Indo-US MIM Tec Pvt. Ltd, Bangalore, India, received the Award of Distinction in the Automotive – Chassis Category for a MIM 4605 low-alloy steel top plate made for Multimatic Inmet, Canada. The part goes into shock absorbers of Chevrolet Camaro automobiles. The complexity of the part, with its 18 holes and six thin ribs that connect to a ring around a central hole, presented a challenge to complete filling.
The gating and venting system played a key role in producing this part defect free. It is produced close to net shape, with surface grinding to achieve flatness and a facing operation to achieve height tolerance being the only secondary operations performed.
This application is a new design for MIM and delivers increased repeatability/accuracy of the shock absorber over the previous machined version, with estimated savings of 25%.
Indo-US MIM Tec Pvt. Ltd, Bangalore, India, received the Award of Distinction in the Hardware/Appliances Category for two MIM 17-4 PH stainless steel parts, front and rear keepers that go into industrial electrical locks, made for Rutherford Controls Inc.
The parts’ complexity, with many cross holes and sharp knurl features, required the use of multiple slides, some moving at different angles.
The parts are made close to net shape requiring only a final coining to adjust a small distortion and a tapping operation on the front keeper. Annual quantities are 20,000 per part.
Porite Taiwan Co. Ltd., Chunan, Miao-Li, Taiwan, earned an Award of Distinction in the Hand Tools/Recreation Category for five components comprising an output gearbox that serves as feedback for an anti-twist lock on a drill driver.
The parts, intermediate flange, anti-twist lock, mount ring, centering sleeve, and planet gears, are made from diffusion-alloyed steel. The flange is compacted using two upper and two lower punches, and powder moving technology is employed to achieve a more uniform density distribution.
Tight tolerances at the inner and outer diameters is accomplished through machining, and a milling operation provides the holes needed for part assembly. The parts’ design, with extremely thin sections and highly complicated geometries, required precise control by a CNC compacting press.
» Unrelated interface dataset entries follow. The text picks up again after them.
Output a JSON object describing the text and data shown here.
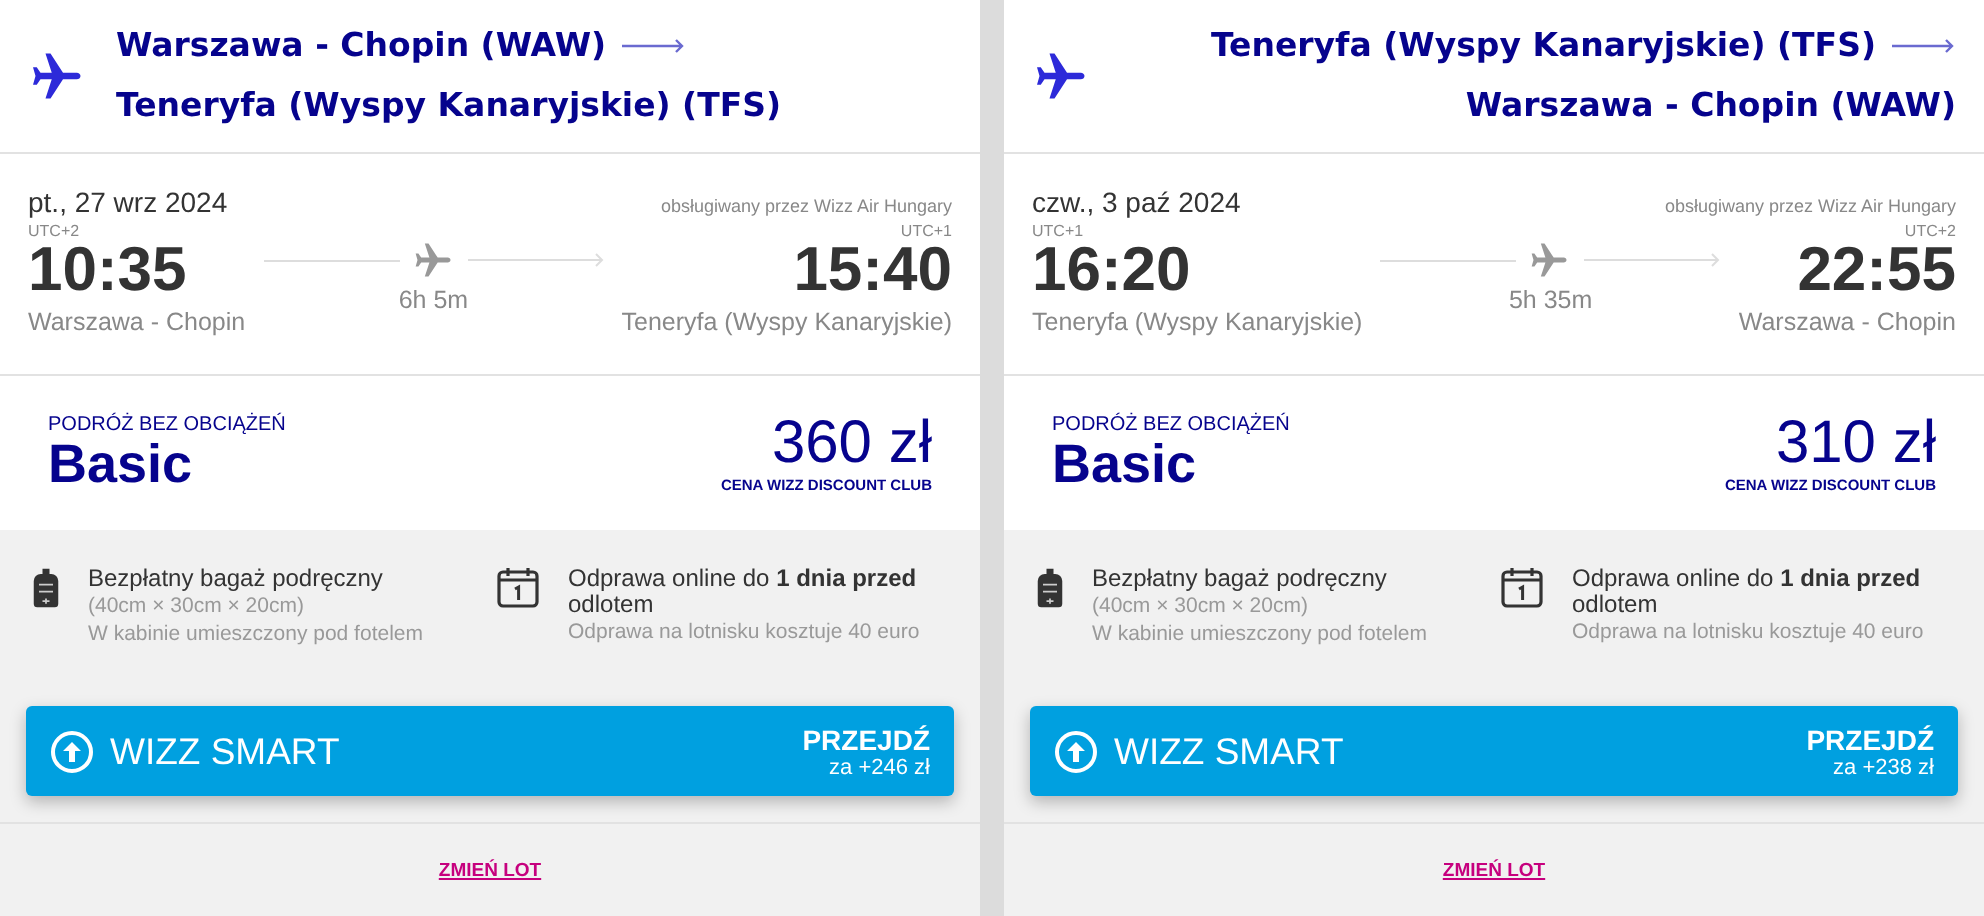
{
  "flights": [
    {
      "kind": "outbound",
      "origin": "Warszawa - Chopin (WAW)",
      "destination": "Teneryfa (Wyspy Kanaryjskie) (TFS)",
      "date": "pt., 27 wrz 2024",
      "operator": "obsługiwany przez Wizz Air Hungary",
      "departure": {
        "utc": "UTC+2",
        "time": "10:35",
        "airport": "Warszawa - Chopin"
      },
      "duration": "6h 5m",
      "arrival": {
        "utc": "UTC+1",
        "time": "15:40",
        "airport": "Teneryfa (Wyspy Kanaryjskie)"
      },
      "fare": {
        "label": "PODRÓŻ BEZ OBCIĄŻEŃ",
        "name": "Basic",
        "price": "360 zł",
        "price_note": "CENA WIZZ DISCOUNT CLUB"
      },
      "features": [
        {
          "kind": "baggage",
          "title": "Bezpłatny bagaż podręczny",
          "details": [
            "(40cm × 30cm × 20cm)",
            "W kabinie umieszczony pod fotelem"
          ]
        },
        {
          "kind": "checkin",
          "title": "Odprawa online do **1 dnia przed** odlotem",
          "details": [
            "Odprawa na lotnisku kosztuje 40 euro"
          ]
        }
      ],
      "upgrade": {
        "name": "WIZZ SMART",
        "action": "PRZEJDŹ",
        "price": "za +246 zł"
      },
      "link": "ZMIEŃ LOT"
    },
    {
      "kind": "return",
      "origin": "Teneryfa (Wyspy Kanaryjskie) (TFS)",
      "destination": "Warszawa - Chopin (WAW)",
      "date": "czw., 3 paź 2024",
      "operator": "obsługiwany przez Wizz Air Hungary",
      "departure": {
        "utc": "UTC+1",
        "time": "16:20",
        "airport": "Teneryfa (Wyspy Kanaryjskie)"
      },
      "duration": "5h 35m",
      "arrival": {
        "utc": "UTC+2",
        "time": "22:55",
        "airport": "Warszawa - Chopin"
      },
      "fare": {
        "label": "PODRÓŻ BEZ OBCIĄŻEŃ",
        "name": "Basic",
        "price": "310 zł",
        "price_note": "CENA WIZZ DISCOUNT CLUB"
      },
      "features": [
        {
          "kind": "baggage",
          "title": "Bezpłatny bagaż podręczny",
          "details": [
            "(40cm × 30cm × 20cm)",
            "W kabinie umieszczony pod fotelem"
          ]
        },
        {
          "kind": "checkin",
          "title": "Odprawa online do **1 dnia przed** odlotem",
          "details": [
            "Odprawa na lotnisku kosztuje 40 euro"
          ]
        }
      ],
      "upgrade": {
        "name": "WIZZ SMART",
        "action": "PRZEJDŹ",
        "price": "za +238 zł"
      },
      "link": "ZMIEŃ LOT"
    }
  ]
}
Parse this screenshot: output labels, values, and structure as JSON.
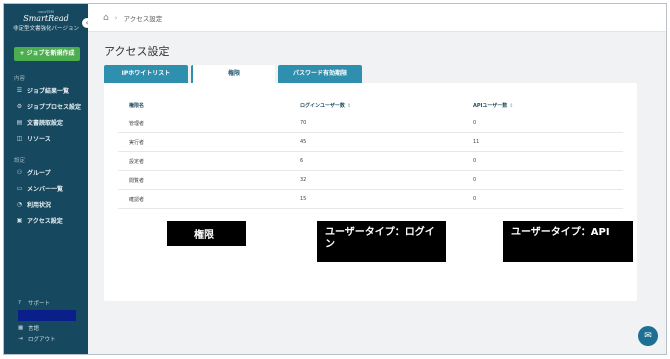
{
  "sidebar": {
    "logo_small": "cocoTEM",
    "logo_main": "SmartRead",
    "logo_sub": "非定型文書強化バージョン",
    "new_job_label": "+ ジョブを新規作成",
    "section_content": "内容",
    "content_items": [
      {
        "icon": "list-icon",
        "glyph": "☰",
        "label": "ジョブ結果一覧"
      },
      {
        "icon": "process-icon",
        "glyph": "⚙",
        "label": "ジョブプロセス設定"
      },
      {
        "icon": "document-icon",
        "glyph": "▤",
        "label": "文書読取設定"
      },
      {
        "icon": "resource-icon",
        "glyph": "◫",
        "label": "リソース"
      }
    ],
    "section_settings": "設定",
    "settings_items": [
      {
        "icon": "group-icon",
        "glyph": "⚇",
        "label": "グループ"
      },
      {
        "icon": "member-icon",
        "glyph": "▭",
        "label": "メンバー一覧"
      },
      {
        "icon": "usage-icon",
        "glyph": "◔",
        "label": "利用状況"
      },
      {
        "icon": "access-icon",
        "glyph": "▣",
        "label": "アクセス設定"
      }
    ],
    "support_label": "サポート",
    "language_label": "言語",
    "logout_label": "ログアウト"
  },
  "header": {
    "breadcrumb": "アクセス設定"
  },
  "main": {
    "title": "アクセス設定",
    "tabs": [
      {
        "label": "IPホワイトリスト"
      },
      {
        "label": "権限"
      },
      {
        "label": "パスワード有効期限"
      }
    ],
    "table": {
      "headers": [
        "権限名",
        "ログインユーザー数",
        "APIユーザー数"
      ],
      "sort_glyph": "⇕",
      "rows": [
        [
          "管理者",
          "70",
          "0"
        ],
        [
          "実行者",
          "45",
          "11"
        ],
        [
          "設定者",
          "6",
          "0"
        ],
        [
          "閲覧者",
          "32",
          "0"
        ],
        [
          "確認者",
          "15",
          "0"
        ]
      ]
    }
  },
  "annotations": [
    {
      "text": "権限"
    },
    {
      "text": "ユーザータイプ：ログイン"
    },
    {
      "text": "ユーザータイプ：API"
    }
  ],
  "colors": {
    "sidebar": "#16495f",
    "accent": "#2f8fae",
    "new_job": "#4cae4f"
  }
}
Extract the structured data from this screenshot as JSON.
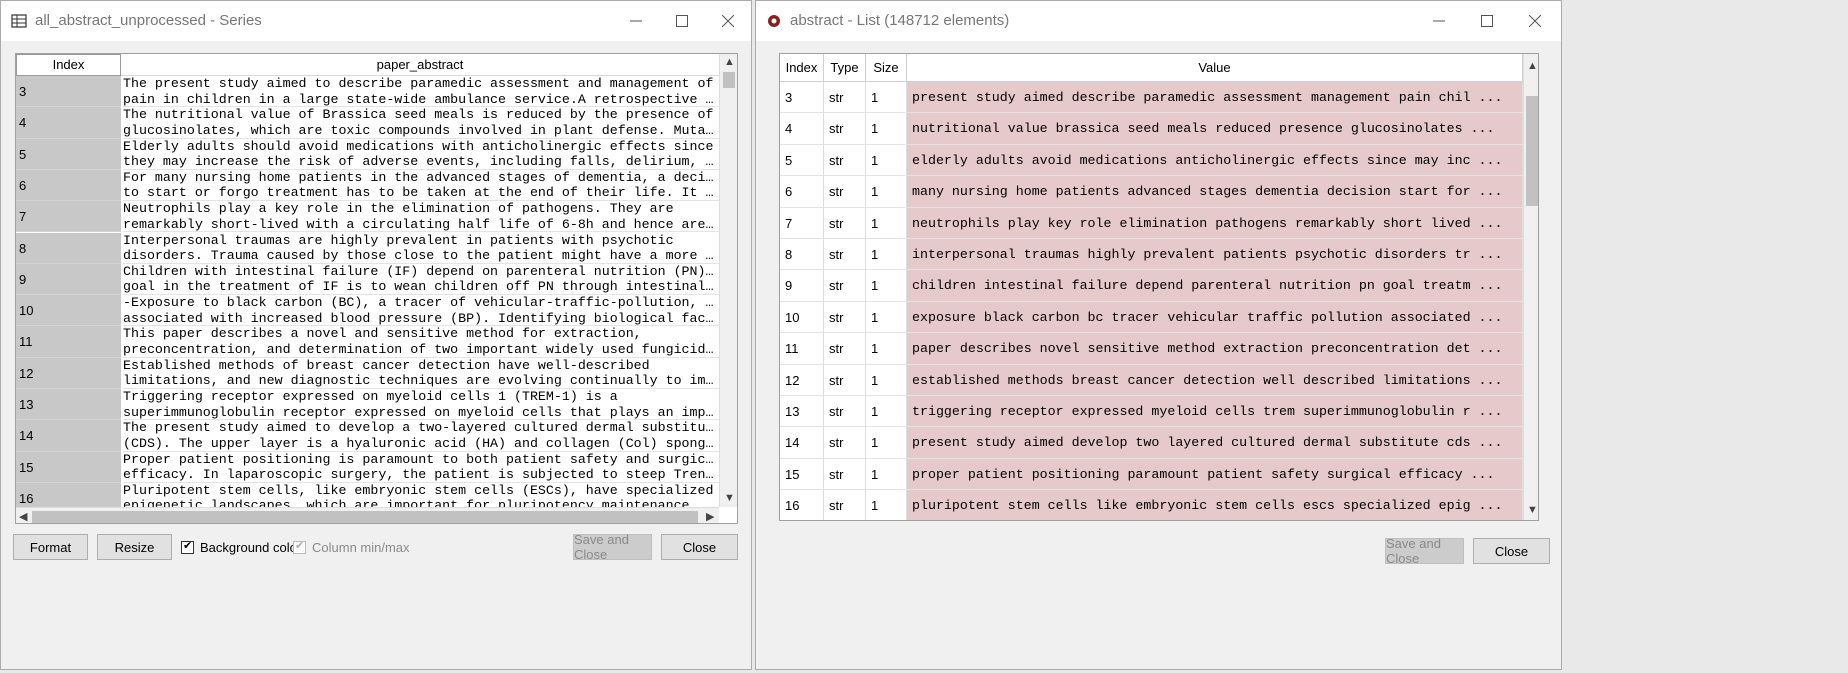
{
  "left_window": {
    "title": "all_abstract_unprocessed - Series",
    "column_headers": [
      "Index",
      "paper_abstract"
    ],
    "rows": [
      {
        "index": "3",
        "line1": "The present study aimed to describe paramedic assessment and management of",
        "line2": "pain in children in a large state-wide ambulance service.A retrospective coho…"
      },
      {
        "index": "4",
        "line1": "The nutritional value of Brassica seed meals is reduced by the presence of",
        "line2": "glucosinolates, which are toxic compounds involved in plant defense. Mutation…"
      },
      {
        "index": "5",
        "line1": "Elderly adults should avoid medications with anticholinergic effects since",
        "line2": "they may increase the risk of adverse events, including falls, delirium, and …"
      },
      {
        "index": "6",
        "line1": "For many nursing home patients in the advanced stages of dementia, a decision",
        "line2": "to start or forgo treatment has to be taken at the end of their life. It is v…"
      },
      {
        "index": "7",
        "line1": "Neutrophils play a key role in the elimination of pathogens. They are",
        "line2": "remarkably short-lived with a circulating half life of 6-8h and hence are pro…"
      },
      {
        "index": "8",
        "line1": "Interpersonal traumas are highly prevalent in patients with psychotic",
        "line2": "disorders. Trauma caused by those close to the patient might have a more prof…"
      },
      {
        "index": "9",
        "line1": "Children with intestinal failure (IF) depend on parenteral nutrition (PN). The",
        "line2": "goal in the treatment of IF is to wean children off PN through intestinal reh…"
      },
      {
        "index": "10",
        "line1": "-Exposure to black carbon (BC), a tracer of vehicular-traffic-pollution, is",
        "line2": "associated with increased blood pressure (BP). Identifying biological factors…"
      },
      {
        "index": "11",
        "line1": "This paper describes a novel and sensitive method for extraction,",
        "line2": "preconcentration, and determination of two important widely used fungicides, …"
      },
      {
        "index": "12",
        "line1": "Established methods of breast cancer detection have well-described",
        "line2": "limitations, and new diagnostic techniques are evolving continually to improv…"
      },
      {
        "index": "13",
        "line1": "Triggering receptor expressed on myeloid cells 1 (TREM-1) is a",
        "line2": "superimmunoglobulin receptor expressed on myeloid cells that plays an importa…"
      },
      {
        "index": "14",
        "line1": "The present study aimed to develop a two-layered cultured dermal substitute",
        "line2": "(CDS). The upper layer is a hyaluronic acid (HA) and collagen (Col) spongy sh…"
      },
      {
        "index": "15",
        "line1": "Proper patient positioning is paramount to both patient safety and surgical",
        "line2": "efficacy. In laparoscopic surgery, the patient is subjected to steep Trendele…"
      },
      {
        "index": "16",
        "line1": "Pluripotent stem cells, like embryonic stem cells (ESCs), have specialized",
        "line2": "epigenetic landscapes, which are important for pluripotency maintenance. Tran…"
      }
    ],
    "buttons": {
      "format": "Format",
      "resize": "Resize",
      "save_close": "Save and Close",
      "close": "Close"
    },
    "checkboxes": {
      "background_color": "Background color",
      "column_minmax": "Column min/max"
    }
  },
  "right_window": {
    "title": "abstract - List (148712 elements)",
    "column_headers": [
      "Index",
      "Type",
      "Size",
      "Value"
    ],
    "rows": [
      {
        "index": "3",
        "type": "str",
        "size": "1",
        "value": "present study aimed describe paramedic assessment management pain chil ..."
      },
      {
        "index": "4",
        "type": "str",
        "size": "1",
        "value": "nutritional value brassica seed meals reduced presence glucosinolates ..."
      },
      {
        "index": "5",
        "type": "str",
        "size": "1",
        "value": "elderly adults avoid medications anticholinergic effects since may inc ..."
      },
      {
        "index": "6",
        "type": "str",
        "size": "1",
        "value": "many nursing home patients advanced stages dementia decision start for ..."
      },
      {
        "index": "7",
        "type": "str",
        "size": "1",
        "value": "neutrophils play key role elimination pathogens remarkably short lived ..."
      },
      {
        "index": "8",
        "type": "str",
        "size": "1",
        "value": "interpersonal traumas highly prevalent patients psychotic disorders tr ..."
      },
      {
        "index": "9",
        "type": "str",
        "size": "1",
        "value": "children intestinal failure depend parenteral nutrition pn goal treatm ..."
      },
      {
        "index": "10",
        "type": "str",
        "size": "1",
        "value": "exposure black carbon bc tracer vehicular traffic pollution associated ..."
      },
      {
        "index": "11",
        "type": "str",
        "size": "1",
        "value": "paper describes novel sensitive method extraction preconcentration det ..."
      },
      {
        "index": "12",
        "type": "str",
        "size": "1",
        "value": "established methods breast cancer detection well described limitations ..."
      },
      {
        "index": "13",
        "type": "str",
        "size": "1",
        "value": "triggering receptor expressed myeloid cells trem superimmunoglobulin r ..."
      },
      {
        "index": "14",
        "type": "str",
        "size": "1",
        "value": "present study aimed develop two layered cultured dermal substitute cds ..."
      },
      {
        "index": "15",
        "type": "str",
        "size": "1",
        "value": "proper patient positioning paramount patient safety surgical efficacy ..."
      },
      {
        "index": "16",
        "type": "str",
        "size": "1",
        "value": "pluripotent stem cells like embryonic stem cells escs specialized epig ..."
      }
    ],
    "buttons": {
      "save_close": "Save and Close",
      "close": "Close"
    }
  },
  "colors": {
    "value_cell_bg": "#e6c9cb",
    "index_cell_bg": "#c8c8c8"
  },
  "icons": {
    "left_title": "table-grid-icon",
    "right_title": "spyder-bug-icon"
  }
}
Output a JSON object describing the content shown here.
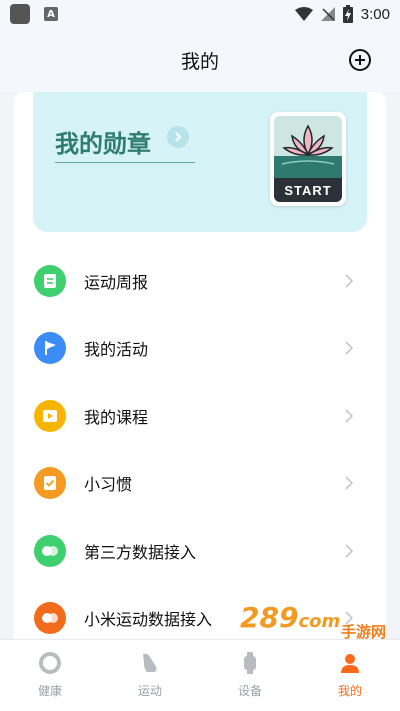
{
  "status_bar": {
    "time": "3:00"
  },
  "header": {
    "title": "我的"
  },
  "medal": {
    "title": "我的勋章",
    "badge_text": "START"
  },
  "menu": [
    {
      "label": "运动周报",
      "icon": "report-icon",
      "color": "#3ecf6e"
    },
    {
      "label": "我的活动",
      "icon": "flag-icon",
      "color": "#3b8cf5"
    },
    {
      "label": "我的课程",
      "icon": "play-icon",
      "color": "#f7b500"
    },
    {
      "label": "小习惯",
      "icon": "habit-check-icon",
      "color": "#f59a23"
    },
    {
      "label": "第三方数据接入",
      "icon": "link-icon",
      "color": "#3ecf6e"
    },
    {
      "label": "小米运动数据接入",
      "icon": "mi-link-icon",
      "color": "#f26b1d"
    }
  ],
  "bottom_nav": [
    {
      "label": "健康",
      "icon": "health-ring-icon",
      "active": false
    },
    {
      "label": "运动",
      "icon": "shoe-icon",
      "active": false
    },
    {
      "label": "设备",
      "icon": "watch-icon",
      "active": false
    },
    {
      "label": "我的",
      "icon": "profile-icon",
      "active": true
    }
  ],
  "watermark": {
    "main": "289",
    "suffix": "com",
    "sub": "手游网"
  },
  "colors": {
    "accent": "#ff6a1a",
    "medal_bg": "#d6f3f8",
    "medal_title": "#2f7d70"
  }
}
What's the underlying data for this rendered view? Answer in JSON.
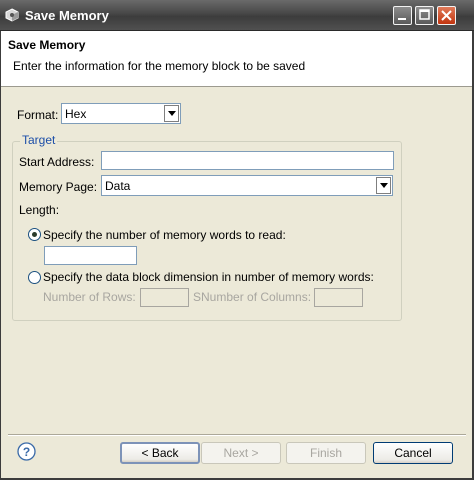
{
  "window": {
    "title": "Save Memory",
    "icon": "gear-cube-icon",
    "controls": [
      "minimize-icon",
      "maximize-icon",
      "close-icon"
    ]
  },
  "header": {
    "title": "Save Memory",
    "description": "Enter the information for the memory block to be saved"
  },
  "form": {
    "format_label": "Format:",
    "format_value": "Hex",
    "target_legend": "Target",
    "start_address_label": "Start Address:",
    "start_address_value": "",
    "memory_page_label": "Memory Page:",
    "memory_page_value": "Data",
    "length_label": "Length:",
    "radio_words_label": "Specify the number of memory words to read:",
    "radio_words_selected": true,
    "words_value": "",
    "radio_dimension_label": "Specify the data block dimension in number of memory words:",
    "radio_dimension_selected": false,
    "rows_label": "Number of Rows:",
    "columns_label": "SNumber of Columns:",
    "rows_value": "",
    "columns_value": ""
  },
  "footer": {
    "help_icon": "help-icon",
    "back_label": "< Back",
    "next_label": "Next >",
    "finish_label": "Finish",
    "cancel_label": "Cancel",
    "next_enabled": false,
    "finish_enabled": false
  },
  "colors": {
    "titlebar": "#474747",
    "dialog_bg": "#ece9d8",
    "legend_text": "#1c4ea8",
    "close_button": "#c2350f"
  }
}
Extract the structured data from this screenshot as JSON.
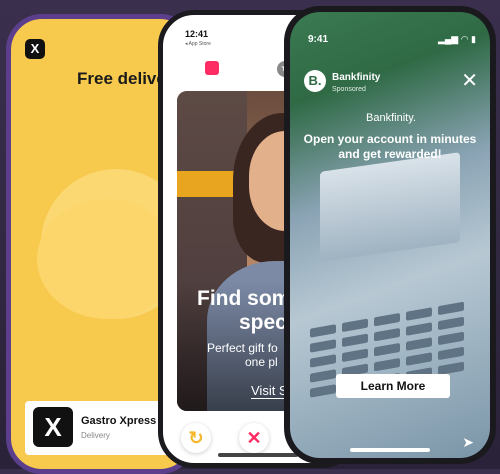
{
  "phone1": {
    "logo": "X",
    "headline": "Free deliver",
    "app_card": {
      "logo": "X",
      "name": "Gastro Xpress",
      "category": "Delivery"
    }
  },
  "phone2": {
    "time": "12:41",
    "back_label": "◂ App Store",
    "overlay": {
      "line1": "Find som",
      "line2": "spec",
      "sub1": "Perfect gift fo",
      "sub2": "one pl",
      "link": "Visit S"
    },
    "actions": [
      {
        "icon": "rewind-icon",
        "glyph": "↻",
        "color": "#f5b82e"
      },
      {
        "icon": "nope-icon",
        "glyph": "✕",
        "color": "#fd2d63"
      },
      {
        "icon": "super-like-icon",
        "glyph": "★",
        "color": "#fd2d63"
      }
    ]
  },
  "phone3": {
    "time": "9:41",
    "status_icons": "▂▄▆ ◠ ▮",
    "avatar_letter": "B.",
    "brand": "Bankfinity",
    "sponsored": "Sponsored",
    "brand_logo": "Bankfinity.",
    "promo_line1": "Open your account in minutes",
    "promo_line2": "and get rewarded!",
    "cta": "Learn More"
  }
}
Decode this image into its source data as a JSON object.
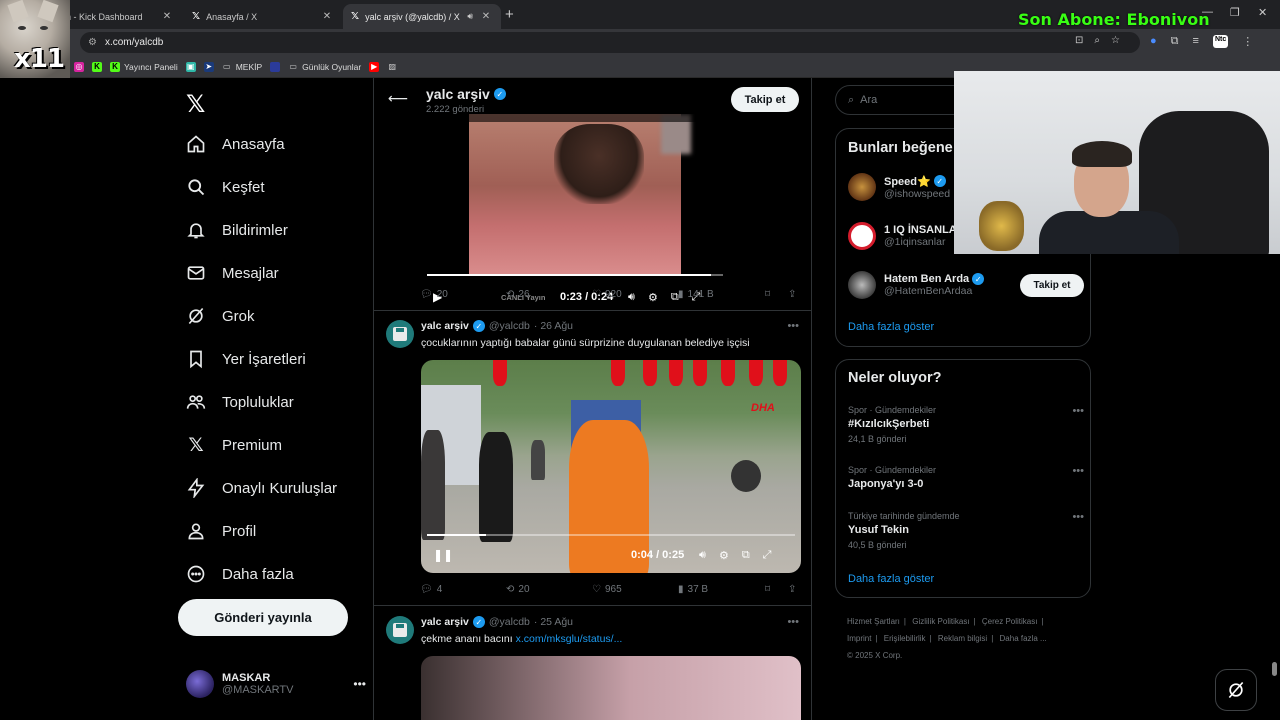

The PM design saved more than 40% over the cost of manufacturing through forging and machining.
Indo-US MIM Tec Pvt. Ltd, Bangalore, India, received the second Award of Distinction in the Hand Tools/Recreation Category for a 4605 low-alloy steel bolt used in the Crickett 22LR rifle made by Keystone Sporting Arms, LLC. Made via MIM, the part replaced one produced by brazing together three machined parts, delivering an estimated 35% cost savings in the process.
The part’s design features many cross holes and undercuts, requiring complex side core matchings in the molding cavity. The fabricator delivers 60,000 pieces annually.
Indo-US MIM Tec Pvt. Ltd, Bangalore, India, received two Awards of Distinction in the Electronic/Electrical Category. The first award was given for a MIM 17-4 PH stainless steel shell made for Hirose Korea Co. Ltd.
The part goes into a charging assembly for mobile phones. The complex geometry of the part, with thin cross sections and internal undercuts, was achieved with a slide-in-slide mechanism moving on specially designed cam tracks. The MIM part replaced an earlier design that used sheet metal processing and welding, with an estimated 20% cost savings. Two million of the parts are delivered each month.
The second Award of Distinction in the Electronic/Electrical Category earned by Indo-US MIM Tec Pvt. Ltd, was for two parts, a male fool-proof device and a female polarizer, made for Amphenol Air LB France.
Made via MIM from 4340 low-alloy steel, the parts go into an electric connector assembly made for Airbus. Both parts are fabricated to net shape, with all dimensions achieved in the as-MIM condition; this includes the threads, which are formed through auto unwinding in the tooling. The fabricator delivers 320,000 pieces annually.